City to vote on new dump contracts

Whitehorse's city council will vote next Monday on awarding two long-term contracts at its landfill.

Whitehorse’s city council will vote next Monday on awarding two long-term contracts at its landfill.

The contracts for the landfill’s gatekeeping and transfer station operations spurred a heated debate last month among councillors, who eventually voted 4-3 in favour of putting the contracts out for competition.

Coun. Kirk Cameron was the driving force behind the initiative, arguing that the city should offer local businesses more opportunities.

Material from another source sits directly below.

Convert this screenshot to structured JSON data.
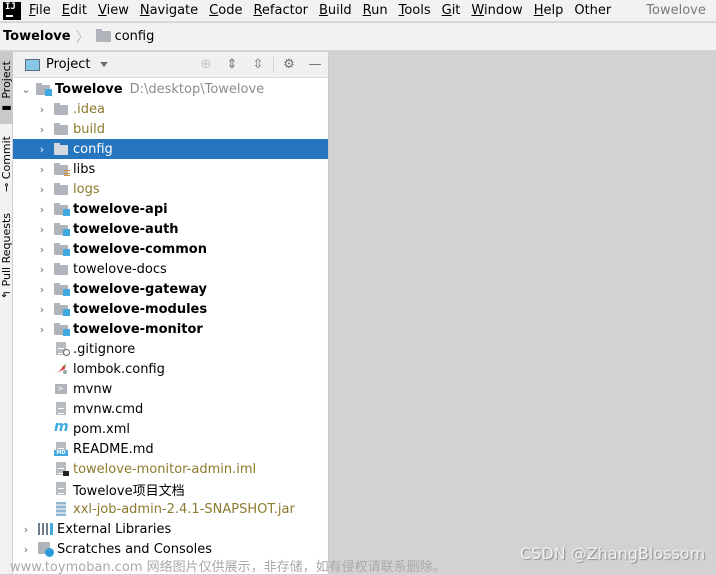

Raven Recycling, which has run the gatehouse since 2000, was unsuccessful with its bid of $149,777 annually. The lowest bid came from Lanix Property Management Ltd., which bid $139,250 annually.

That contract previously cost the city approximately $173,000 per year. Raven’s current contract expires on Jan. 31.

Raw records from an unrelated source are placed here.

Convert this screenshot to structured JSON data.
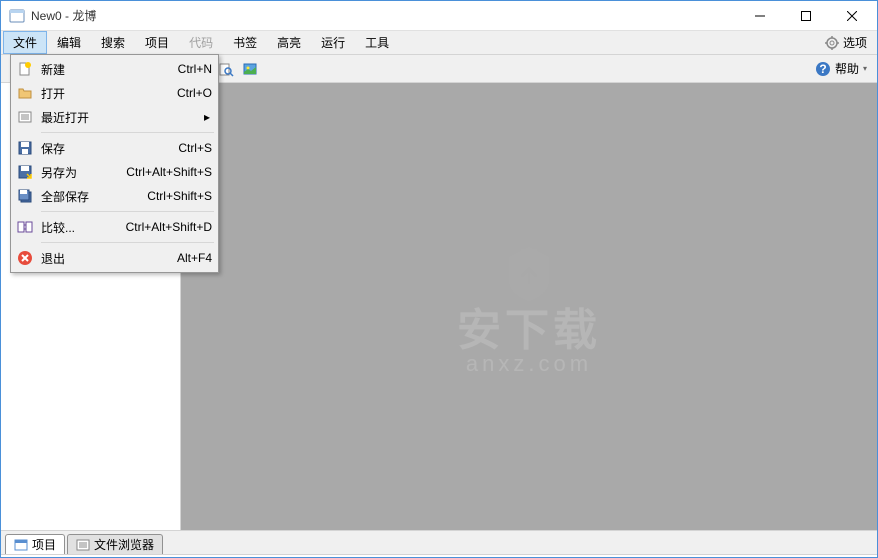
{
  "window": {
    "title": "New0 - 龙博"
  },
  "menubar": {
    "items": [
      {
        "label": "文件",
        "active": true,
        "disabled": false
      },
      {
        "label": "编辑",
        "active": false,
        "disabled": false
      },
      {
        "label": "搜索",
        "active": false,
        "disabled": false
      },
      {
        "label": "项目",
        "active": false,
        "disabled": false
      },
      {
        "label": "代码",
        "active": false,
        "disabled": true
      },
      {
        "label": "书签",
        "active": false,
        "disabled": false
      },
      {
        "label": "高亮",
        "active": false,
        "disabled": false
      },
      {
        "label": "运行",
        "active": false,
        "disabled": false
      },
      {
        "label": "工具",
        "active": false,
        "disabled": false
      }
    ],
    "options_label": "选项"
  },
  "toolbar": {
    "search_placeholder": "",
    "help_label": "帮助"
  },
  "file_menu": {
    "items": [
      {
        "icon": "new-file-icon",
        "label": "新建",
        "shortcut": "Ctrl+N",
        "submenu": false
      },
      {
        "icon": "open-folder-icon",
        "label": "打开",
        "shortcut": "Ctrl+O",
        "submenu": false
      },
      {
        "icon": "recent-icon",
        "label": "最近打开",
        "shortcut": "",
        "submenu": true
      },
      {
        "sep": true
      },
      {
        "icon": "save-icon",
        "label": "保存",
        "shortcut": "Ctrl+S",
        "submenu": false
      },
      {
        "icon": "save-as-icon",
        "label": "另存为",
        "shortcut": "Ctrl+Alt+Shift+S",
        "submenu": false
      },
      {
        "icon": "save-all-icon",
        "label": "全部保存",
        "shortcut": "Ctrl+Shift+S",
        "submenu": false
      },
      {
        "sep": true
      },
      {
        "icon": "compare-icon",
        "label": "比较...",
        "shortcut": "Ctrl+Alt+Shift+D",
        "submenu": false
      },
      {
        "sep": true
      },
      {
        "icon": "exit-icon",
        "label": "退出",
        "shortcut": "Alt+F4",
        "submenu": false
      }
    ]
  },
  "bottom_tabs": {
    "tabs": [
      {
        "label": "项目",
        "active": true,
        "icon": "project-tab-icon"
      },
      {
        "label": "文件浏览器",
        "active": false,
        "icon": "file-browser-tab-icon"
      }
    ]
  },
  "watermark": {
    "big": "安下载",
    "small": "anxz.com"
  }
}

The gatehouse at the landfill is open 10 hours a day, seven days a week. Staff open and close the facility, operate the weigh scale, apply the fees and charges, and direct customers to appropriate areas for deposit or disposal.

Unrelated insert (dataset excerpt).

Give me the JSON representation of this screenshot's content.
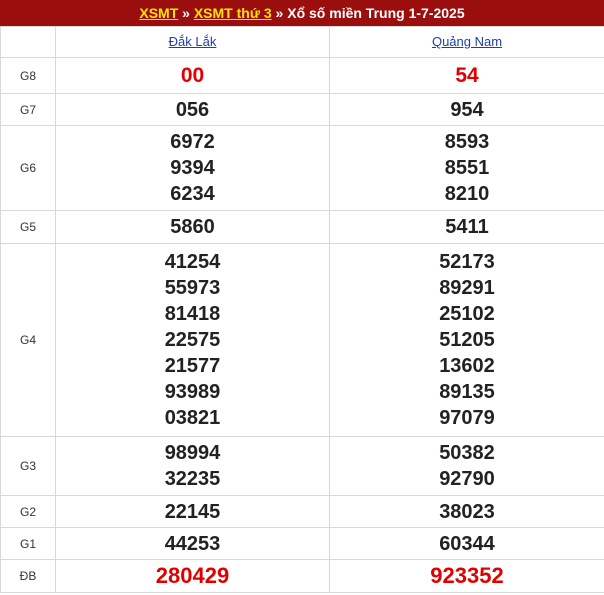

Raven’s executive director, Joy Snyder, has called the decision not to extend the non-profit’s contract “premature.” She’s maintained that, with Whitehorse’s recycling industry in turmoil, it would have been more sensible for council to sort out the details of its new curbside recycling collection program before re-issuing a public tender.

Raven shuttered its public drop-off recycling service in October.

Coun. Betty Irwin was in favour of keeping the landfill contracts with Raven, noting that the non-profit has run the gatekeeping operations for almost 15 years.

The city reckons it could run the gatekeeping service directly at a cost of around $180,000 per year.

General Waste Management was the lowest bidder for the transfer station operations contract with an annual bid of $112,251.

The Tle’nax T’awei Group has operated the transfer station since 2009. Its contract also expires at the end of the month.

The transfer station handles hazardous waste, compostables and construction materials.

Administration determined that it could run the transfer station for approximately $81,000 per year, but costs associated with purchasing 12 large bins and a new truck would not “represent good value.”

Both contracts would run from Feb. 1, 2015 until Jan. 31, 2020.

At this week’s standing committee meeting on Monday evening, Coun. John Streicker asked whether the five-year contracts included clauses that could accommodate unforeseen changes in the recycling industry.

David Albisser, the city’s waste and water services manager, said they did.

Councillors will be presented with two options. They could award the contracts to the lowest bidders or cancel the tenders and direct administration to assume operations internally.

Contact Myles Dolphin at